Born this day in 1890, Eddie Rector was considered by many to be vaudeville’s best soft shoe dancer and the principle rival to Bill Robinson at tap. He was also one of the first dancers to fully use the stage in his routine rather than remaining firmly planted to one spot in the Irish clogging tradition. Starting out in his youth as a “pick”, he worked in black vaudeville, burlesque and revues, eventually making it to Broadway in the early part of the 30s. Later, he would become a familiar sight at Harlem venues like the the Cotton Club and the Apollo, but he spent several of his last years institutionalized for a reported nervous breakdown. He passed away in 1962.

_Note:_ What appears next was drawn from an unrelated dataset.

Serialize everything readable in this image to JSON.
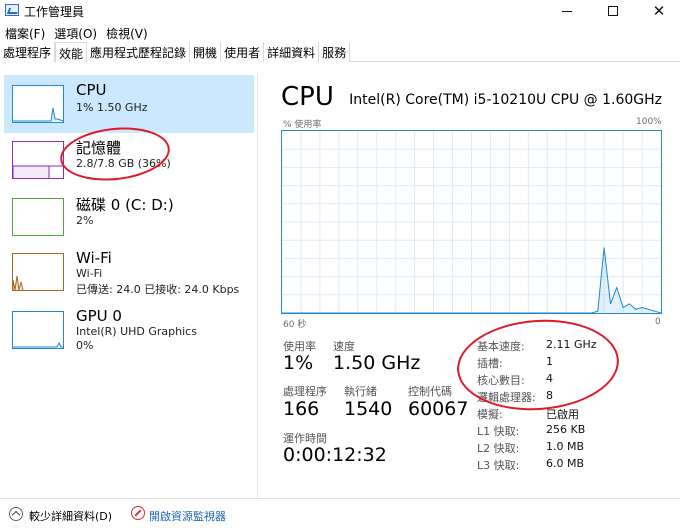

To find out more about the history of vaudeville including dancers like Eddie Rector, consult No Applause, Just Throw Money: The Book That Made Vaudeville Famous